What you have to do
Only the total should be returned: the number of lines in the data that hold the string "Compile".

(Interface dataset entries)

▼

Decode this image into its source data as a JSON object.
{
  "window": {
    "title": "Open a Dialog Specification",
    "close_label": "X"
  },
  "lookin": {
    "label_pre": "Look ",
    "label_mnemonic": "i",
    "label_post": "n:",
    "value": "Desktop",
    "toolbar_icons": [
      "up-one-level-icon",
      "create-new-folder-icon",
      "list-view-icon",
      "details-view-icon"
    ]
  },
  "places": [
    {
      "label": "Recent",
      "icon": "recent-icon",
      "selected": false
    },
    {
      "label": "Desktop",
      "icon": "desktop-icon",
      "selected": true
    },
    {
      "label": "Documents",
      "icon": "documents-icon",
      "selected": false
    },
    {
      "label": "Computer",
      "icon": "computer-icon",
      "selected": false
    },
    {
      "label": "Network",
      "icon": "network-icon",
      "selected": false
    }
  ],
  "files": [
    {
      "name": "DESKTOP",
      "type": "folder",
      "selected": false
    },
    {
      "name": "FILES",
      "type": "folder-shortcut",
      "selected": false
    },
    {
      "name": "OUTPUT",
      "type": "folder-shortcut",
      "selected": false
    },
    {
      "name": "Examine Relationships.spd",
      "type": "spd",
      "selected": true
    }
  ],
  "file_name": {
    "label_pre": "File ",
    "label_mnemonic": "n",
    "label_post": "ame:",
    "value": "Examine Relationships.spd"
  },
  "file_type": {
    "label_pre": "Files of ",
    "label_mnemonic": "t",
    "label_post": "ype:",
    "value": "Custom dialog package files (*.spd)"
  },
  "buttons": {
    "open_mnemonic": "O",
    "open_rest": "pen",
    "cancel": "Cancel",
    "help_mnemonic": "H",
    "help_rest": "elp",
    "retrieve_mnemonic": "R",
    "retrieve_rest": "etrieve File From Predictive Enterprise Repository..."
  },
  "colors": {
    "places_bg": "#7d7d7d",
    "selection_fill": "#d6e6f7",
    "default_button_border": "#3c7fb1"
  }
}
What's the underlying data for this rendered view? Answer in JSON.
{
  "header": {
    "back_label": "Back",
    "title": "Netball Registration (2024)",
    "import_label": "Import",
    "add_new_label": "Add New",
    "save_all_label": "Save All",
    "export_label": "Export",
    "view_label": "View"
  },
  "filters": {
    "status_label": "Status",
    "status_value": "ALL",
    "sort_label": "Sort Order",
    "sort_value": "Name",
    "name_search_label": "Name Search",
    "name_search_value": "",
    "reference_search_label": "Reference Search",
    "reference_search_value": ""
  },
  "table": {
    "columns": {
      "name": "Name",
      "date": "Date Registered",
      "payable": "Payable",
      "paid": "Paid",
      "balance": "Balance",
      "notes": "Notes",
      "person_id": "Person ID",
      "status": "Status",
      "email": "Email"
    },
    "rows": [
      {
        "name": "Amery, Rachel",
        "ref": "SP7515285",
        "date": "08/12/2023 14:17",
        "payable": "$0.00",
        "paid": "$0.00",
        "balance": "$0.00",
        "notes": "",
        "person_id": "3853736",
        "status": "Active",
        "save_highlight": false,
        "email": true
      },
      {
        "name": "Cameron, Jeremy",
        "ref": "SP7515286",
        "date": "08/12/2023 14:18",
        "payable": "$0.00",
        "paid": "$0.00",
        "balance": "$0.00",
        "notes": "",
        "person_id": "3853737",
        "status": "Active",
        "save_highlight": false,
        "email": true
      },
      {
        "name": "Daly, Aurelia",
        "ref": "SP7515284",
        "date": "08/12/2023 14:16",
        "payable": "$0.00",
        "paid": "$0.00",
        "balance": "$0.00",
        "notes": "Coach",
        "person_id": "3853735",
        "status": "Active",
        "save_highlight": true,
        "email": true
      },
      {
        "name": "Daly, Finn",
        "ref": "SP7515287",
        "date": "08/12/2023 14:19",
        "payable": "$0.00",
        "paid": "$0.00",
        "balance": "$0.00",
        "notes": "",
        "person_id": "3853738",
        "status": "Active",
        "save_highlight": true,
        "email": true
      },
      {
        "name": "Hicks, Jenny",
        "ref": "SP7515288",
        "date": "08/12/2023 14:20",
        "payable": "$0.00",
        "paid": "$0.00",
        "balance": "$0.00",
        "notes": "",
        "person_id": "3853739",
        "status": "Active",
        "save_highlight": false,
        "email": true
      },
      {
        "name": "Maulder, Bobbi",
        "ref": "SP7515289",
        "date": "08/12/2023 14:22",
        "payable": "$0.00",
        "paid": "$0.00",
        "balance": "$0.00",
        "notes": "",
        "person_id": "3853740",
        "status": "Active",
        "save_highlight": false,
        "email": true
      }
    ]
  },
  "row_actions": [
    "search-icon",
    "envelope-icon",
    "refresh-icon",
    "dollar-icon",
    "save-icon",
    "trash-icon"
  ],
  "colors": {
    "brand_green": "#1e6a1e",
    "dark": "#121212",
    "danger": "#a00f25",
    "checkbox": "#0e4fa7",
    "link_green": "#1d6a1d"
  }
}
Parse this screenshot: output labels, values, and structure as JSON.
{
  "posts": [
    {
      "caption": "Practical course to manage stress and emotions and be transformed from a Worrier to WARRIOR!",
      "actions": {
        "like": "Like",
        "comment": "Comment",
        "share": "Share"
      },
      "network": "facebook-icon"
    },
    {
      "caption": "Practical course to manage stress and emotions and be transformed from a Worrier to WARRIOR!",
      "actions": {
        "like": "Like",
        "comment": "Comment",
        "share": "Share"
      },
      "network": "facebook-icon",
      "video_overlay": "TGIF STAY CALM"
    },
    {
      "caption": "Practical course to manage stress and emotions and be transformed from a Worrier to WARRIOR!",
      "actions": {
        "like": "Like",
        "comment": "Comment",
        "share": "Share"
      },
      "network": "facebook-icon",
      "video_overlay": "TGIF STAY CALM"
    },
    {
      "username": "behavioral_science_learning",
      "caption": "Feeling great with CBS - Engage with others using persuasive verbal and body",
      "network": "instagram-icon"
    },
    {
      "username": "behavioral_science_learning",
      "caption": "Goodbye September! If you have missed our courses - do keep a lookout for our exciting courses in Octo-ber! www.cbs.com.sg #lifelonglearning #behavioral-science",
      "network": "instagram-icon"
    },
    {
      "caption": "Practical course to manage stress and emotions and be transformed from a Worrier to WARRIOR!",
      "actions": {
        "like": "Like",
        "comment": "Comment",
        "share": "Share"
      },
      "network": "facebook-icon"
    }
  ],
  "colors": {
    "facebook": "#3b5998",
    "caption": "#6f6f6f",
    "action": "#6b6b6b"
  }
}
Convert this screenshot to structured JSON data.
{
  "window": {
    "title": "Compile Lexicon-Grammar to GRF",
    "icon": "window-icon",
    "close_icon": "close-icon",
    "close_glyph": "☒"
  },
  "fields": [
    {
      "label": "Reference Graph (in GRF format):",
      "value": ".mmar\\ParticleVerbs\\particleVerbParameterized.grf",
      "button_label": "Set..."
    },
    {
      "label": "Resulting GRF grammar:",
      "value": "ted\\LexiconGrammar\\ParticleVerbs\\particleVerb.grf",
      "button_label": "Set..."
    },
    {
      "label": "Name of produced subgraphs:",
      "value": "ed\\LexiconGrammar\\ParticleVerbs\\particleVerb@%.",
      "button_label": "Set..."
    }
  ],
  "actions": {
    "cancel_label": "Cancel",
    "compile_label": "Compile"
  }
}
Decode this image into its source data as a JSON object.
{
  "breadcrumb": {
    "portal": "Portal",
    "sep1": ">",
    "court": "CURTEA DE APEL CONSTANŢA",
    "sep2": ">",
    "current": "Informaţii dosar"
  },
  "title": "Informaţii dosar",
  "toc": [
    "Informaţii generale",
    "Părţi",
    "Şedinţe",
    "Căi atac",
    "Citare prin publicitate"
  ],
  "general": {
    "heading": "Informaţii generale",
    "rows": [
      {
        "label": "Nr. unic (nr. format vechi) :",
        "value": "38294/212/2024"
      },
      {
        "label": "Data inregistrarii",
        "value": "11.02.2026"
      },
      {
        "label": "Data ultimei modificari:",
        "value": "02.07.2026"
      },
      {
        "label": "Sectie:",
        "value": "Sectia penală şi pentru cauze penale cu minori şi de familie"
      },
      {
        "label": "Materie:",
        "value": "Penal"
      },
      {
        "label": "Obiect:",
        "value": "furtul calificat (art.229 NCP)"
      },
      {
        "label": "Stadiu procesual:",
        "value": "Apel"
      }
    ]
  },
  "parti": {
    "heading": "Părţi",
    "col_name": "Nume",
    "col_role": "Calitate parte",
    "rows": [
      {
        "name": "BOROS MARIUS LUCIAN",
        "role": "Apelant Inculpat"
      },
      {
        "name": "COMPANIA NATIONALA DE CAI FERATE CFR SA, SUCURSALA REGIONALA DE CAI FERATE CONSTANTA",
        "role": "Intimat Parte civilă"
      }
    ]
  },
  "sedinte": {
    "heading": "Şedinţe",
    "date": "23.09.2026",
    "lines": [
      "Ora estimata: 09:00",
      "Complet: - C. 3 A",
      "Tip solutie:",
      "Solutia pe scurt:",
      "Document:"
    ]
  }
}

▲

Task response
2